Some concern was raised at Monday’s Tallapoosa County Board of Education meeting about accountability with virtual learning options but acting superintendent Ray Porter assured board members plenty of planning and guidelines will be in place to best serve those students.

“There are three options for the return to school in August: bricks and mortar, blended and virtual,” Porter said. “In the spring, we were not prepared, the state I mean, not prepared for a pandemic and a shutdown of schools. When we talk about a virtual assignment beginning this fall, it will not remotely look like what took place in the spring. We will attack all critical standards at every grade level and students will be graded as if they were in school only they will be using a virtual component.” 

Parents of Tallapoosa County Schools’ students have until July 24 to decide which educational route they want their children to take.

While Porter and Tallapoosa County Schools administration feel bricks and mortar is the best option for learning, parents will have the opportunity to choose their preference. 

“The blended option is if a child need to leave short term for quarantine, they start the blended option,” Porter said. “They started bricks and mortar and while quarantining, they do some things remotely.”

For the virtual component, students have to sign up and will remain in the virtual component for one semester minimum. The reason for this is because the virtual and bricks and mortar components may differ on pacing.

“At this point we do have 86 students signed up for virtual,” Porter said. “It doesn’t look like we’re being overwhelmed but we do have students choosing this option.”

Porter also said there will still be an attendance policy for virtual students and a required pacing guide. Teachers will reach out to virtual students regularly to check their progress. Students also will be assigned Chromebooks. 

“But if we’re not in the home with the child, that is one of the downfalls of virtual systems,” Porter said. “We cannot hand hold the student and walk them through the process. We will reach out to students but when they’re at home, there’s some parent responsibility.”

When asked by board member Matilda Hamilton about students’ progress during the last few weeks of school and summer, Porter said the Alabama State Department of Education did not file a state report card this past year due to COVID-19 related closures.

“We’re basically skipping a year for state reporting,” Porter said.

For children falling behind, there are after-school tutoring programs but Porter said there will be no tutoring or entering individual students’ homes.

For bricks-and-mortar education, Tallapoosa County Schools will abide by a 3-foot by 3-foot spacing and faculty is in the process of removing unnecessary tables and furniture from classrooms to allow for extra room. Students’ temperatures will be taken twice a day and alterations to eating breakfast and lunch will be made to accommodate spacing.

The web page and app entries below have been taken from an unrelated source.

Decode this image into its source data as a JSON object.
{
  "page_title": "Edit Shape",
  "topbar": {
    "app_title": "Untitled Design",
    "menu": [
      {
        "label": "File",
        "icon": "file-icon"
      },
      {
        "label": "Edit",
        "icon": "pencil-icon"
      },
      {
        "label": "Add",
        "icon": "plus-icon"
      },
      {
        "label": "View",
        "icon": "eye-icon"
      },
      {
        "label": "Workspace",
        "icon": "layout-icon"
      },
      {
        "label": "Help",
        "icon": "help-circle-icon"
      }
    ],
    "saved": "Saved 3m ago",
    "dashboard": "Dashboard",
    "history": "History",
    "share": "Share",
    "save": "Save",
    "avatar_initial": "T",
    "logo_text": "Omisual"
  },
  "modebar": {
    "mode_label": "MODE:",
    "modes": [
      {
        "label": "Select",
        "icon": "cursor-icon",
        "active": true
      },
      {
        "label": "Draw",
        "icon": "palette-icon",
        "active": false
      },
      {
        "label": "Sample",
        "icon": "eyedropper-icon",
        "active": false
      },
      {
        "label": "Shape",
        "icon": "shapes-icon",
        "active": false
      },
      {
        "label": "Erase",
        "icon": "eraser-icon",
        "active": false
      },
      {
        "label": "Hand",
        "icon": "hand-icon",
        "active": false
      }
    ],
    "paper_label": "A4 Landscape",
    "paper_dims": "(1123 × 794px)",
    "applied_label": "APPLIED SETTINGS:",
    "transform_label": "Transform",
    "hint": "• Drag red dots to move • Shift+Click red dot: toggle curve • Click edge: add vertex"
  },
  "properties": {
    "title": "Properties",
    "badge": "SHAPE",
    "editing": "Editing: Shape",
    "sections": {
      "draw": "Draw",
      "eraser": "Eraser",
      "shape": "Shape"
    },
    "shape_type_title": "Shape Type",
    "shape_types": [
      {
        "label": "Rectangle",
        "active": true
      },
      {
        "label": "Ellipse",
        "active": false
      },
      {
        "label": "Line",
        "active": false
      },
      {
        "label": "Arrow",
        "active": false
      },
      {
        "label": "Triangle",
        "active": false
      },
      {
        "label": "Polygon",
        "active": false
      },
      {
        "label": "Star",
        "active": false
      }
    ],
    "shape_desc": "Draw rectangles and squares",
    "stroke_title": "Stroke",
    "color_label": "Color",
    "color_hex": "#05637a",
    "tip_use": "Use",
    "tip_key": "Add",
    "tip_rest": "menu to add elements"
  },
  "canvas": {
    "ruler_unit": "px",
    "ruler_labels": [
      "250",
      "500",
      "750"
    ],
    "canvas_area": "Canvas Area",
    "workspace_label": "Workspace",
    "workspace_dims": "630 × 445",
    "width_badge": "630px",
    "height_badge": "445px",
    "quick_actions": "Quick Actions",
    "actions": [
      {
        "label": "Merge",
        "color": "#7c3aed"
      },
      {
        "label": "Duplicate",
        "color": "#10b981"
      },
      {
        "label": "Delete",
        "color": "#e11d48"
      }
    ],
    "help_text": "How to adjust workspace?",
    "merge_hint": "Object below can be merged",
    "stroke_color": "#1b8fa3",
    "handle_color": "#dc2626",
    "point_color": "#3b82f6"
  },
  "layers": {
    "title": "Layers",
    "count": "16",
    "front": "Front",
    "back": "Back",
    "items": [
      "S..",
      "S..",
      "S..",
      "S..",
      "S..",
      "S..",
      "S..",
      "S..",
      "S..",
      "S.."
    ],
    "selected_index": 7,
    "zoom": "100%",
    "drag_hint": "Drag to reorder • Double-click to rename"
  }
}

“For buses, we’re going to seat students according to sitting with family members but we do not have the bussing to do one and skip,” Porter said.

In terms of sanitation, floor sanitizers will be used before and after each school day, backpack sprayers will spray an entire classroom in two minutes and teachers will likely change classrooms as opposed to students.

“We’re focused on the kids and employees safely returning to school and working with the school systems and the guidelines we put together,” Tallapoosa County commissioner T.C. Coley said. “We want to make sure kids and faculty come back to school in an orderly fashion. There are a lot of different strategies out there so please be patient as we work through this process. This is something none of us has been dealing with before, so let’s remain open with communication. We will make some mistakes along the way because we haven’t seen this before.”

In other news, the Tallapoosa Board of Education:

Approved a motion to allow Ray Porter to serve as acting superintendent for the purpose of this meeting

Approved June 29 meeting minutes

Denied an out-of-district placement request made at the June meeting

Approved payment of bills and the monthly financial report for June

Approved child nutrition wellness policy

Approved Medicaid administrative claim contract

Approved two resignations and two employments

Approved probationary principal contract for Reeltown Elementary School effective July 1 until June 20, 2022

Approved a contract with East Alabama Medical Center for a contract mental health specialist to rotate around the schools; time spent will be determined by the number of students at each school

Approved the child nutrition meal charge police changes and updates allowing students to charge meals if they have insufficient funds to pay for breakfast and/or lunch

Amy Passaretti is a staff writer with the Alexander City Outlook.